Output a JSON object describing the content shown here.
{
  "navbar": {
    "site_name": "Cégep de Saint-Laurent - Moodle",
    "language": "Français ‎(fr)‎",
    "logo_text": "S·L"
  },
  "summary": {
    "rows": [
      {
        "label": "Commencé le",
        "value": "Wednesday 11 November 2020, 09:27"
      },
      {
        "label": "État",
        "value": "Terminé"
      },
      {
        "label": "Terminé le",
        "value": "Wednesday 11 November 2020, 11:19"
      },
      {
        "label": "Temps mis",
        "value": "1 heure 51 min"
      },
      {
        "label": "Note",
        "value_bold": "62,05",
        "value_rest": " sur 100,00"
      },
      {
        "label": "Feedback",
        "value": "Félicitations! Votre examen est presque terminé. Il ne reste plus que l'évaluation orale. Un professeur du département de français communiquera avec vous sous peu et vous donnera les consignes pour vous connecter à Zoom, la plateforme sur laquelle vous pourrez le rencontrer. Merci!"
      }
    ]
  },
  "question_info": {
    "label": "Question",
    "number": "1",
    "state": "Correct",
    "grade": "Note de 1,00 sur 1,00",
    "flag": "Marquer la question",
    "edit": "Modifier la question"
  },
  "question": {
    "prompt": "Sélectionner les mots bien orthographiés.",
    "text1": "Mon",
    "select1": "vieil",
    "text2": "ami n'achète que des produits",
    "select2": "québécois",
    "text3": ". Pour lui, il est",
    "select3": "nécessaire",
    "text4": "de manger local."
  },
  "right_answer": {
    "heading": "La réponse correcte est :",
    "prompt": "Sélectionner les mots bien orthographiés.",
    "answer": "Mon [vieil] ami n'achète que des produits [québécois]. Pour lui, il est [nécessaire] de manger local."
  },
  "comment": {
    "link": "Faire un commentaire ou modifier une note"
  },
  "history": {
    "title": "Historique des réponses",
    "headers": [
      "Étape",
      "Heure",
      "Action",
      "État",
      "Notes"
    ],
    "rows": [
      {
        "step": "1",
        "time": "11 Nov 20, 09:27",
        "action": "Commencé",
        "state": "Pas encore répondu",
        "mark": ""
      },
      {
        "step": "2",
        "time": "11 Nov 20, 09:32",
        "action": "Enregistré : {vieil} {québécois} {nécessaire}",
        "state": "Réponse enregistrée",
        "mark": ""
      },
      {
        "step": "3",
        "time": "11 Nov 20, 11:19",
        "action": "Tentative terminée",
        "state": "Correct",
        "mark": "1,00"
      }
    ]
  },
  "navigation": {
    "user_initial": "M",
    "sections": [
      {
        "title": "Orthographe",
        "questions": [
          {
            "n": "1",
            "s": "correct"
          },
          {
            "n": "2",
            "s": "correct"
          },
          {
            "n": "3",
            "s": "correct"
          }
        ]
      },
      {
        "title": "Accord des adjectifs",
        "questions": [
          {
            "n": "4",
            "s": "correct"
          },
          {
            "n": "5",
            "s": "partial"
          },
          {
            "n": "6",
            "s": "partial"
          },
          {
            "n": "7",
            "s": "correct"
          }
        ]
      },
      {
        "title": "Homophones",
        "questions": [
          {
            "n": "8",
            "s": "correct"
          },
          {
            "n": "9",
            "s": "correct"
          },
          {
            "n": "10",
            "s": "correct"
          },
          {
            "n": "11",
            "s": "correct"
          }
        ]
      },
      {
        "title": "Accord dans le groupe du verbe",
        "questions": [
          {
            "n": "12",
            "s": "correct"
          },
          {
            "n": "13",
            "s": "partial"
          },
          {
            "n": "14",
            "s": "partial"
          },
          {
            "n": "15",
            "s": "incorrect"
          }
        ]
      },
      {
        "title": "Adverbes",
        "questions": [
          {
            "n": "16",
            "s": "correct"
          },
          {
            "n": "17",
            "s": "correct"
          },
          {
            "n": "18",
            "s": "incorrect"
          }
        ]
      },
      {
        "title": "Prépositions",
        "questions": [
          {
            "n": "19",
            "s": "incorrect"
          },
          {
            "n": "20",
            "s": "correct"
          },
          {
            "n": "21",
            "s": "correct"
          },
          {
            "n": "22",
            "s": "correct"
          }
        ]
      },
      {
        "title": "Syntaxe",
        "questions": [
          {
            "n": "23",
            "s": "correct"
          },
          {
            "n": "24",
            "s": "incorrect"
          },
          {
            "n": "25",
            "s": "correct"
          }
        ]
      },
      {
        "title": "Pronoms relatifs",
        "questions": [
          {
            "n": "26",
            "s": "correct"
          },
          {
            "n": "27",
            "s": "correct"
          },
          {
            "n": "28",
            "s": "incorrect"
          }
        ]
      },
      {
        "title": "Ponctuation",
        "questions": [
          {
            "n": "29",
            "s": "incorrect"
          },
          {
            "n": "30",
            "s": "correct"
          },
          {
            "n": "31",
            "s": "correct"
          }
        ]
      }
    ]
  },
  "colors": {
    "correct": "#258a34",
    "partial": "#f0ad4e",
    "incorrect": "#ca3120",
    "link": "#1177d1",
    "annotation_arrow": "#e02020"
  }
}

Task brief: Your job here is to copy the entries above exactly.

Result of this task:
Output a JSON object describing the content shown here.
{
  "navbar": {
    "site_name": "Cégep de Saint-Laurent - Moodle",
    "language": "Français ‎(fr)‎",
    "logo_text": "S·L"
  },
  "summary": {
    "rows": [
      {
        "label": "Commencé le",
        "value": "Wednesday 11 November 2020, 09:27"
      },
      {
        "label": "État",
        "value": "Terminé"
      },
      {
        "label": "Terminé le",
        "value": "Wednesday 11 November 2020, 11:19"
      },
      {
        "label": "Temps mis",
        "value": "1 heure 51 min"
      },
      {
        "label": "Note",
        "value_bold": "62,05",
        "value_rest": " sur 100,00"
      },
      {
        "label": "Feedback",
        "value": "Félicitations! Votre examen est presque terminé. Il ne reste plus que l'évaluation orale. Un professeur du département de français communiquera avec vous sous peu et vous donnera les consignes pour vous connecter à Zoom, la plateforme sur laquelle vous pourrez le rencontrer. Merci!"
      }
    ]
  },
  "question_info": {
    "label": "Question",
    "number": "1",
    "state": "Correct",
    "grade": "Note de 1,00 sur 1,00",
    "flag": "Marquer la question",
    "edit": "Modifier la question"
  },
  "question": {
    "prompt": "Sélectionner les mots bien orthographiés.",
    "text1": "Mon",
    "select1": "vieil",
    "text2": "ami n'achète que des produits",
    "select2": "québécois",
    "text3": ". Pour lui, il est",
    "select3": "nécessaire",
    "text4": "de manger local."
  },
  "right_answer": {
    "heading": "La réponse correcte est :",
    "prompt": "Sélectionner les mots bien orthographiés.",
    "answer": "Mon [vieil] ami n'achète que des produits [québécois]. Pour lui, il est [nécessaire] de manger local."
  },
  "comment": {
    "link": "Faire un commentaire ou modifier une note"
  },
  "history": {
    "title": "Historique des réponses",
    "headers": [
      "Étape",
      "Heure",
      "Action",
      "État",
      "Notes"
    ],
    "rows": [
      {
        "step": "1",
        "time": "11 Nov 20, 09:27",
        "action": "Commencé",
        "state": "Pas encore répondu",
        "mark": ""
      },
      {
        "step": "2",
        "time": "11 Nov 20, 09:32",
        "action": "Enregistré : {vieil} {québécois} {nécessaire}",
        "state": "Réponse enregistrée",
        "mark": ""
      },
      {
        "step": "3",
        "time": "11 Nov 20, 11:19",
        "action": "Tentative terminée",
        "state": "Correct",
        "mark": "1,00"
      }
    ]
  },
  "navigation": {
    "user_initial": "M",
    "sections": [
      {
        "title": "Orthographe",
        "questions": [
          {
            "n": "1",
            "s": "correct"
          },
          {
            "n": "2",
            "s": "correct"
          },
          {
            "n": "3",
            "s": "correct"
          }
        ]
      },
      {
        "title": "Accord des adjectifs",
        "questions": [
          {
            "n": "4",
            "s": "correct"
          },
          {
            "n": "5",
            "s": "partial"
          },
          {
            "n": "6",
            "s": "partial"
          },
          {
            "n": "7",
            "s": "correct"
          }
        ]
      },
      {
        "title": "Homophones",
        "questions": [
          {
            "n": "8",
            "s": "correct"
          },
          {
            "n": "9",
            "s": "correct"
          },
          {
            "n": "10",
            "s": "correct"
          },
          {
            "n": "11",
            "s": "correct"
          }
        ]
      },
      {
        "title": "Accord dans le groupe du verbe",
        "questions": [
          {
            "n": "12",
            "s": "correct"
          },
          {
            "n": "13",
            "s": "partial"
          },
          {
            "n": "14",
            "s": "partial"
          },
          {
            "n": "15",
            "s": "incorrect"
          }
        ]
      },
      {
        "title": "Adverbes",
        "questions": [
          {
            "n": "16",
            "s": "correct"
          },
          {
            "n": "17",
            "s": "correct"
          },
          {
            "n": "18",
            "s": "incorrect"
          }
        ]
      },
      {
        "title": "Prépositions",
        "questions": [
          {
            "n": "19",
            "s": "incorrect"
          },
          {
            "n": "20",
            "s": "correct"
          },
          {
            "n": "21",
            "s": "correct"
          },
          {
            "n": "22",
            "s": "correct"
          }
        ]
      },
      {
        "title": "Syntaxe",
        "questions": [
          {
            "n": "23",
            "s": "correct"
          },
          {
            "n": "24",
            "s": "incorrect"
          },
          {
            "n": "25",
            "s": "correct"
          }
        ]
      },
      {
        "title": "Pronoms relatifs",
        "questions": [
          {
            "n": "26",
            "s": "correct"
          },
          {
            "n": "27",
            "s": "correct"
          },
          {
            "n": "28",
            "s": "incorrect"
          }
        ]
      },
      {
        "title": "Ponctuation",
        "questions": [
          {
            "n": "29",
            "s": "incorrect"
          },
          {
            "n": "30",
            "s": "correct"
          },
          {
            "n": "31",
            "s": "correct"
          }
        ]
      }
    ]
  },
  "colors": {
    "correct": "#258a34",
    "partial": "#f0ad4e",
    "incorrect": "#ca3120",
    "link": "#1177d1",
    "annotation_arrow": "#e02020"
  }
}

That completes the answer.